"Observe good faith and justice toward all nations. Cultivate peace and harmony with all. Permanent, inveterate antipathies against particular nations and passionate attachments for others should be excluded, and that in place of them just and amicable feelings toward all should be cultivated," he said.
The United States is far different today, as is the world. The U.S. is a superpower, and we can live up to that high calling if we change our leadership style from "power over" to "power with" - from "law and order" to "law and justice." And if we would create foreign alliances and build police partnerships.
Constitutionally, only Congress should declare war, and in the traditional sense of a known enemy on a known battlefield.
Terrorism, on the other hand, is conducted by unknown leaders without battle lines. Just as criminals will always be with us, so will terrorists. We should apprehend and bring them to justice as a matter of keeping the peace - not as "war," but as a civilized society.
President Bush says "progress is being made and the war will be won." The invasion of Iraq may have been war, but our continued presence is simply an occupation.

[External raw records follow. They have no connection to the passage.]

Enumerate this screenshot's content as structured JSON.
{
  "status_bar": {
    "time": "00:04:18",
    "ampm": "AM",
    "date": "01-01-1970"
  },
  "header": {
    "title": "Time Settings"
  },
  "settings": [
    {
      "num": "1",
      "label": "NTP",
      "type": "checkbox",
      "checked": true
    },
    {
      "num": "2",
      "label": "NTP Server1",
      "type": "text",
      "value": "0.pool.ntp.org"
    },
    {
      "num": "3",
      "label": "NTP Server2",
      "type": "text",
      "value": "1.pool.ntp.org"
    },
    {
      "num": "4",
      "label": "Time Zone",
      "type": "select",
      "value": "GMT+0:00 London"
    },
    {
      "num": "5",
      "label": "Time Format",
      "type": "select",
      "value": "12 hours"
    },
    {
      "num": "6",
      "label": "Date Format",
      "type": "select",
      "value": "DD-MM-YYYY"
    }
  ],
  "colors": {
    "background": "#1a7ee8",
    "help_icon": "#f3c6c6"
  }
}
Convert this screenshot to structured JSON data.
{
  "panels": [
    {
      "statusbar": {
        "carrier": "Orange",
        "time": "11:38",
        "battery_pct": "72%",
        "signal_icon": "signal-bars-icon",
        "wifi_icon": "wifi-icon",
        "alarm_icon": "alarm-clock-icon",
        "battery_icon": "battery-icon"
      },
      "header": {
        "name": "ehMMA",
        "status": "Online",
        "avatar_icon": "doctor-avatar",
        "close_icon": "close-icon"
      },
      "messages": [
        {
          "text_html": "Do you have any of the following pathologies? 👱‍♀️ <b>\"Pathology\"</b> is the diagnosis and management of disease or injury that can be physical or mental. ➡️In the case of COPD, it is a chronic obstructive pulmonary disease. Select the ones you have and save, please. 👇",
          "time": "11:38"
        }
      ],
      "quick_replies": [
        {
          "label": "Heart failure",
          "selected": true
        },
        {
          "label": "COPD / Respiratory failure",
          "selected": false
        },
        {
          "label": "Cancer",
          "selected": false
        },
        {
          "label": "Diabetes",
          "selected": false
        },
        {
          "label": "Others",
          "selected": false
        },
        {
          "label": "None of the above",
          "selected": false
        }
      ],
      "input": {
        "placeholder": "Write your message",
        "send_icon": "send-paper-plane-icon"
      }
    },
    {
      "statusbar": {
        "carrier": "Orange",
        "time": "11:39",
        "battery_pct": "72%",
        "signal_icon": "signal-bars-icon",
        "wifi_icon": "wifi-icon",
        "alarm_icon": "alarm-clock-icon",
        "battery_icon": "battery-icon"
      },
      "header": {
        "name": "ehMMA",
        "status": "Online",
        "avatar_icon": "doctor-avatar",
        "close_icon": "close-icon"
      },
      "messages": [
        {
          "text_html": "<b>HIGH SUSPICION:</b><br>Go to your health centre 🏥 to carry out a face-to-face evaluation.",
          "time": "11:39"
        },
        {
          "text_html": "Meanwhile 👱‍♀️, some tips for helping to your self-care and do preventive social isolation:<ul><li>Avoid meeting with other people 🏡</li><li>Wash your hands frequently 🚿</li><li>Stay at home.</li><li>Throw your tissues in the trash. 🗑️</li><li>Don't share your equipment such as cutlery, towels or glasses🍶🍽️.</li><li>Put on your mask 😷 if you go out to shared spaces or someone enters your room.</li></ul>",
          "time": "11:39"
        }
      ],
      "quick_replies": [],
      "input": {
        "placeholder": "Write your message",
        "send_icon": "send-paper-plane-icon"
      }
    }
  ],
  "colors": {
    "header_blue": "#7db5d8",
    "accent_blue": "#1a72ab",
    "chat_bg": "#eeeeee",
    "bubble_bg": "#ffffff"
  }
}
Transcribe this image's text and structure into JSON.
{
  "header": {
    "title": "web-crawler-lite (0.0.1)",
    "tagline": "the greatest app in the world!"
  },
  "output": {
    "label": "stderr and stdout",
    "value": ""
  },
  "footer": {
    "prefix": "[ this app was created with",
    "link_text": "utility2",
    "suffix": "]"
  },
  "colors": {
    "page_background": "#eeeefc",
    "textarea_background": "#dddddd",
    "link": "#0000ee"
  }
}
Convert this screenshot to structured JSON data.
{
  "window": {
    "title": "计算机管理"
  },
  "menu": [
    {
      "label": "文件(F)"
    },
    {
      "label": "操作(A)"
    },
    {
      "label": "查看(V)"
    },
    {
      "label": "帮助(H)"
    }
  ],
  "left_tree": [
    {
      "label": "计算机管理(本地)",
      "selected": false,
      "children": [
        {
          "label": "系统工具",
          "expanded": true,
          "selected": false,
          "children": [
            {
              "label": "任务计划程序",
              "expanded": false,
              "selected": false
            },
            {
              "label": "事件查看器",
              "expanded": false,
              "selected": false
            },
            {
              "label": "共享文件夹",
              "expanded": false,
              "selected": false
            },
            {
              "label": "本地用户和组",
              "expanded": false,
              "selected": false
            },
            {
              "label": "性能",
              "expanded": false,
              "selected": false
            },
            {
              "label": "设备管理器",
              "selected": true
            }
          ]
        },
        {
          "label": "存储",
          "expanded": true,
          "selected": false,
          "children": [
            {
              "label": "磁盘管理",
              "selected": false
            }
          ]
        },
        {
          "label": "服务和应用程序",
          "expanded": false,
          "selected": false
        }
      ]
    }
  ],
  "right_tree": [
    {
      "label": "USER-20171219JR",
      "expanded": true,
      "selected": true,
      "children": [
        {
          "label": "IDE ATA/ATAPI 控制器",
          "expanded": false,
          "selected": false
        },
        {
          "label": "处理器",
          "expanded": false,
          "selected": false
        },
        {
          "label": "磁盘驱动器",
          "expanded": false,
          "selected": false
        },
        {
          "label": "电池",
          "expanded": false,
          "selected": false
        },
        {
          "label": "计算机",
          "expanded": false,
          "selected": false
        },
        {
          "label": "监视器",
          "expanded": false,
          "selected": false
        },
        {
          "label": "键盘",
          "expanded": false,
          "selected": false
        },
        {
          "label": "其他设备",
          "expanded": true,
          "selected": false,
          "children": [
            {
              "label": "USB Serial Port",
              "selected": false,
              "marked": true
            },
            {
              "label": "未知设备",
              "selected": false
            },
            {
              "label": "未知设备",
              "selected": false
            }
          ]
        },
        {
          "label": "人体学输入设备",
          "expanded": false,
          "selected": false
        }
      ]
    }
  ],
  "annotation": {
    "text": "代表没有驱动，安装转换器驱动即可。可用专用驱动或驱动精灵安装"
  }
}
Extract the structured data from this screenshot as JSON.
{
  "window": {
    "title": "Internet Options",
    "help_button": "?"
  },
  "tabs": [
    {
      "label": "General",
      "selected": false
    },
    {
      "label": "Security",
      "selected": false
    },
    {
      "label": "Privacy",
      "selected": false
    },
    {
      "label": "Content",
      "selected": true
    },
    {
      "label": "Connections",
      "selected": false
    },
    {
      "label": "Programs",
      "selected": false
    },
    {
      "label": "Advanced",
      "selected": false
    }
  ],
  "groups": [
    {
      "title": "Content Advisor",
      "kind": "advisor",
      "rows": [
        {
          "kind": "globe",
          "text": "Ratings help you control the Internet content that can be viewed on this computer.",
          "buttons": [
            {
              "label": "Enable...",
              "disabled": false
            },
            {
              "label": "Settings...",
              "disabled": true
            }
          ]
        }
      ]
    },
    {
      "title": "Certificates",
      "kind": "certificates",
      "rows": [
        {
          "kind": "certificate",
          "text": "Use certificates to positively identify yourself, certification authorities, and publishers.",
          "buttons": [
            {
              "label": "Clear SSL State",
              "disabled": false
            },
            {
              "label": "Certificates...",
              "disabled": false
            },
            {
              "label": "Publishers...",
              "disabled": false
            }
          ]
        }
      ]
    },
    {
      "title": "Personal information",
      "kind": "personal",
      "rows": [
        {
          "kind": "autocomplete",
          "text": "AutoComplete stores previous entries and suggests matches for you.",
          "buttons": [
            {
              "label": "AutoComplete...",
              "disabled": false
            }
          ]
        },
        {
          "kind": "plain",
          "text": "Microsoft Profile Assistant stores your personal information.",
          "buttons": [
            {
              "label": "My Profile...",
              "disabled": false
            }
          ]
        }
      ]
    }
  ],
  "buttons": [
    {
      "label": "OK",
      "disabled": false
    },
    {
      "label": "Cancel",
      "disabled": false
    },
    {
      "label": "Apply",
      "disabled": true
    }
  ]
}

Iraq is not a natural nation, but an ethnically divided one that Saddam Hussein held together by force. By our leaving as occupiers, it will help Iraqis resolve their own differences, even by civil war, if necessary.
George Washington would approve.
Christians defended own lands
Dean Mordhorst's Sept. 21 letter (`Pope fosters suspicion") was filled with errors.
The crusades were not about "exterminating" Muslims, but regaining Christian lands taken by force by Muslim armies.
From Muhammad's time (A.D. 570-632) on, Muslims set out to conquer Christian lands. Within 500 years, they had conquered North Africa, the Middle East, Asia Minor and most of Spain - about two-thirds of the Christian world. Christians had to either defend their lands or accept Muslim rule. The First Crusade was called in 1095 by Pope Urban II, who responded to pleas for aid from the Byzantine emperor in Constantinople.
Upon his election, Pope Benedict did not refer to himself as "a humble man," but as "a humble servant in the vineyard of the Lord," emphasizing his proper place before God; he was hardly making a prideful statement.
As for proclamations of humility, Jesus said, "I am gentle and humble in heart" (Matthew 11:29); noting your humility is prideful only if you are not truly humble. Benedict's writings and life provide ample evidence of an intellectual giant who is well aware of his limitations.
Benedict's remarks in Regensburg did not foster suspicion. Rather, his use of a historical anecdote emphasized the need for religion - whether Christianity or Islam - to be guided by reason. It was followed by an intellectual examination of the West's growing rejection of both reason and religion, an examination that truly fosters meaningful dialogue for those who wish to engage in it.
CARL E. OLSON
Sorenson fields Big Question
On Sept. 16, I was at the Wayne Morse Free Speech Plaza and was a bit surprised to see Lane County Commissioner Peter Sorenson step up to the microphone.
He told us we should consider his visit a short town hall meeting. He gave a brief statement, and then asked if anyone had any questions.
I did and prefaced my question with statements before asking the Big Question. I reminded everyone that Oregon voters approved medicinal use of cannabis in 1998, but it was not as comprehensive a law as needed.
For me, the situation is reminiscent of women's rights after the Roe vs. Wade decision. Women had a right to choice, but no access to abortion clinics. It is the same situation with Oregon Medical Marijuana Patients - we still do not have safe access to our medicine.
I finally asked, `Are you in favor of state-regulated, nonprofit-operated medical cannabis dispensaries?"
He answered in a word, `Yes," and then went on a few seconds later to explain why - and it could not have been stated better!
I hope this November we can elect more public officials with leadership qualities like Sorenson's. We need leaders who aren't afraid to do what is right and will work diligently to allow medical marijuana patients access to our much-needed medicine at a local dispensary.
Oregonians support death with dignity. We need to support life with dignity, too!
Americans for Safe Access